The Reynoldsburg Police Department honored a number of officers and a dispatcher last week with awards for their hard work.
Chief Jim O'Neill gave out the awards Feb. 18 at the beginning of the Reynoldsburg City Council meeting.
Detective Tye Downard was named Officer of the Year; officer Dan Downing received the DUI (Driving Under the Influence) Ace Award; Sgt. Joe Vincent was named Supervisor of the Year; dispatcher Michele Severance was named Civilian of the Year; officer James Triplett was recognized for distinguished service and Sgt. Mark Moser was honored for community service.
Lt. Ron Wright assisted in giving out the awards. He said different criteria go into each award and officers and employees are typically nominated by a peer or supervisor.
"We have a five-person award committee that reviews the nominations and puts in their recommendations, then I tally those up and give recommendations to the chief," he said. "The chief ultimately decides who gets the awards."
Wright said an entire shift nominated Severance for her award.
"We like to recognize officers and employees who are doing very well and show outstanding service to the community," he said. "We like to display who our best officers are and I think they deserve the recognition."
O'Neill said Downard performed his duties as a detective in an exemplary manner throughout 2013, working narcotics investigations.
"He worked countless hours with the Franklin County/DEA Drug Task Force while maintaining his narcotics investigations in the city of Reynoldsburg," O'Neill said. "His efforts have produced seizures of over $639,497 in drug money, countless pounds of illegal narcotics and multiple handguns and assault rifles used by suspects to protect their drug operations."
He said Downard also is a department trainer who logged additional hours to train other officers and "was a good mentor and source of information for our newer officers to learn current trends with narcotics investigations."
O'Neill said Downing apprehended more than 78 impaired drivers "and contributed to the goal of creating a safer community through traffic enforcement."
Vincent's Supervisor of the Year award was the result of not only his exemplary service but his "re-invention" of the Reynoldsburg Police Reserve Division, O'Neill said.
"He tirelessly worked to coordinate and oversee the hiring process of 15 new reserve officers to produce a 16-officer unit," O'Neill said. "Sgt. Vincent monitors the progress of each of the reserve officers as they conduct field and departmental training. He also tracks the reserve budget to ensure each officer is properly equipped to perform their duties."

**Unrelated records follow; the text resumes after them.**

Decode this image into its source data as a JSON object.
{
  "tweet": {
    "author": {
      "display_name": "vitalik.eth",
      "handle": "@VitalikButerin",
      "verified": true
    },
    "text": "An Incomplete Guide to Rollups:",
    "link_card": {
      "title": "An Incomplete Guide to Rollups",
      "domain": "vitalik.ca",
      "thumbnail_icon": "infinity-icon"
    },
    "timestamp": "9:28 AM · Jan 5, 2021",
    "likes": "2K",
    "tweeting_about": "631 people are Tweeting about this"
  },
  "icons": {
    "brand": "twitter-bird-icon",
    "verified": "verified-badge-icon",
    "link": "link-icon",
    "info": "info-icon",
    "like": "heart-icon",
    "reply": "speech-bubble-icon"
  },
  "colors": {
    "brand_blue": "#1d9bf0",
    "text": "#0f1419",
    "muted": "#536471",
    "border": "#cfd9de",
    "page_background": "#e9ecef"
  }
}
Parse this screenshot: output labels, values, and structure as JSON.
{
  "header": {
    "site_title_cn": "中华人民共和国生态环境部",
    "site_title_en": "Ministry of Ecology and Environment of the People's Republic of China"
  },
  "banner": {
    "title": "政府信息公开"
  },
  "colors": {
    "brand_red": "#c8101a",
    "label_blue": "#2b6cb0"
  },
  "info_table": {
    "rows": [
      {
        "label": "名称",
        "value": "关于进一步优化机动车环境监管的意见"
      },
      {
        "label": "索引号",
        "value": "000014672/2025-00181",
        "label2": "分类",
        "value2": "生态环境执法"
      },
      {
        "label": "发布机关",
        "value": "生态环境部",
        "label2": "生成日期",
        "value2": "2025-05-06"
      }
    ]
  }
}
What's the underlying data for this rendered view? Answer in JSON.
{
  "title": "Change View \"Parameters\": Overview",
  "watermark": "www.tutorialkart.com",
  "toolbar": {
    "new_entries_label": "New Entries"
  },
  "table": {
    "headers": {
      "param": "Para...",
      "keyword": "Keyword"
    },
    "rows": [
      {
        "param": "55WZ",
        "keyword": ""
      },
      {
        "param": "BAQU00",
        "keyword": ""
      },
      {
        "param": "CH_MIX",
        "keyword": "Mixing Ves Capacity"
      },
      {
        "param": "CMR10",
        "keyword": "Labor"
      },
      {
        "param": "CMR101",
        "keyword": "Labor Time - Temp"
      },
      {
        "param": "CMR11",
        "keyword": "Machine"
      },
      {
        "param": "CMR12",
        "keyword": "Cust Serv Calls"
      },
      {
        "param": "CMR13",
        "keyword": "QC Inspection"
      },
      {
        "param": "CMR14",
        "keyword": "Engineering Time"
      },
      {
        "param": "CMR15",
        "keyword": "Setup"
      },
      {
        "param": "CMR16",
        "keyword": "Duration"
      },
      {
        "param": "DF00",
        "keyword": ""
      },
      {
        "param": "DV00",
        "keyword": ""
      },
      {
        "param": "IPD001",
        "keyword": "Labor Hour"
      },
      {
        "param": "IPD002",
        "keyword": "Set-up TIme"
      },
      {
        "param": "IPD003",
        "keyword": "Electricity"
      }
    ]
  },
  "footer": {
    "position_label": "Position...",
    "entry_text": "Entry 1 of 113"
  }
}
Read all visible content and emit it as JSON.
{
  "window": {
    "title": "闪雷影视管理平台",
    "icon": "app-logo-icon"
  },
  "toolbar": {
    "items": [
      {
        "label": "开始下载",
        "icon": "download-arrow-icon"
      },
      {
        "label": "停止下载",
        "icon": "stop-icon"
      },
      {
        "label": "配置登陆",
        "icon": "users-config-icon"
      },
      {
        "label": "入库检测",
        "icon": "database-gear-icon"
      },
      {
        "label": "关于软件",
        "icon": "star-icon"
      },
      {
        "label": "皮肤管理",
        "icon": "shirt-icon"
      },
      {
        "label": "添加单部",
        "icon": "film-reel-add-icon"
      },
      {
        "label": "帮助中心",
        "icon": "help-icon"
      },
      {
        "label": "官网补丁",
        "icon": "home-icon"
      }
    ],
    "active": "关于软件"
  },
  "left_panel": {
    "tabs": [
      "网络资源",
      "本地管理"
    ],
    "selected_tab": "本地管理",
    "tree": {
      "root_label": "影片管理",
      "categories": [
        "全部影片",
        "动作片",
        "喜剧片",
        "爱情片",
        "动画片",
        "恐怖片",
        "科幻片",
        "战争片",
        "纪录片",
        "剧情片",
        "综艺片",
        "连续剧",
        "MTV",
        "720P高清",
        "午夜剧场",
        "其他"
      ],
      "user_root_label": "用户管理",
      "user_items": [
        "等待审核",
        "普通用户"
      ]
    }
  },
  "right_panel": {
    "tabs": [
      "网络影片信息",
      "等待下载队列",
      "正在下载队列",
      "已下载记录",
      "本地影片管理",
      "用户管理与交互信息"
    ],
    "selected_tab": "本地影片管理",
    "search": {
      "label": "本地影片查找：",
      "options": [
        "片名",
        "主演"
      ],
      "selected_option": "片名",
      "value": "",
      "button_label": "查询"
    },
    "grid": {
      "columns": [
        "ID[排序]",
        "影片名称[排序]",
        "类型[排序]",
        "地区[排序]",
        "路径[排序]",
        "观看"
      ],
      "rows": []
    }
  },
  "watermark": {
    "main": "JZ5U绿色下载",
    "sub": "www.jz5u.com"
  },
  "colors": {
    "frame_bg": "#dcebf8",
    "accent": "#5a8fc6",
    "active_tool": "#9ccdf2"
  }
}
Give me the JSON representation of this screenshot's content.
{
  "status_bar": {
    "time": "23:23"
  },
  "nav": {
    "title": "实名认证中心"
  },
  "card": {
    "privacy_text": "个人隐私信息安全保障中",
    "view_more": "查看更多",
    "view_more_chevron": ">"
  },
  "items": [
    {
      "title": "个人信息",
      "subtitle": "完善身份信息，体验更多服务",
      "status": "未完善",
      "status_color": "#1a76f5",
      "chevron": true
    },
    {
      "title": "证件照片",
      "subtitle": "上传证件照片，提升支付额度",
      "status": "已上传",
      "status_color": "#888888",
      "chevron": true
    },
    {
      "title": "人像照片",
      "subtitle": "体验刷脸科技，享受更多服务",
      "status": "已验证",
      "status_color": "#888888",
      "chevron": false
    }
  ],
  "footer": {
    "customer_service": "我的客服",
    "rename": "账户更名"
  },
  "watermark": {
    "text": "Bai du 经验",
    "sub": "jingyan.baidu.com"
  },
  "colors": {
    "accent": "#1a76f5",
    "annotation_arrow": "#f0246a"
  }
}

O'Neill said the reserve unit volunteered a total of 2,530.25 hours throughout 2013, supporting full-time staff and crime prevention.
As a dispatcher, Severance handled approximately 80 calls for service per shift with little to no clerical support, O'Neill said.
"She consistently placed the safety of the officers on the street as her primary duty as she ensured all calls were accurately documented and dispatched," he said. "She was instrumental in the creation of the 99P code to alert officers of potential concealed-carry weapon permits and also developed an efficient method to process domestic violence warrants and packets."
He said officer Triplett received the Distinguished Service Award for his "exceptional service in 2013" as the first Reynoldsburg Division of Police Motor Unit officer.
"He worked tirelessly on all complaints received, resulting in 772 traffic citations and 180 traffic warnings to curb poor driving behaviors and promote safer streets for citizens to commute," O'Neill said. "He also coordinated and participated in numerous community events to re-establish a positive image of the police department to citizens."
Moser's Community Service Award was the result of his coordination and participation in more than 38 community-related events, O'Neill said.
"His supervision and deployment of the Motor Unit and Bicycle Patrol Unit imparted a significant impact in the areas of traffic safety, crime prevention and traffic education with the community," O'Neill said.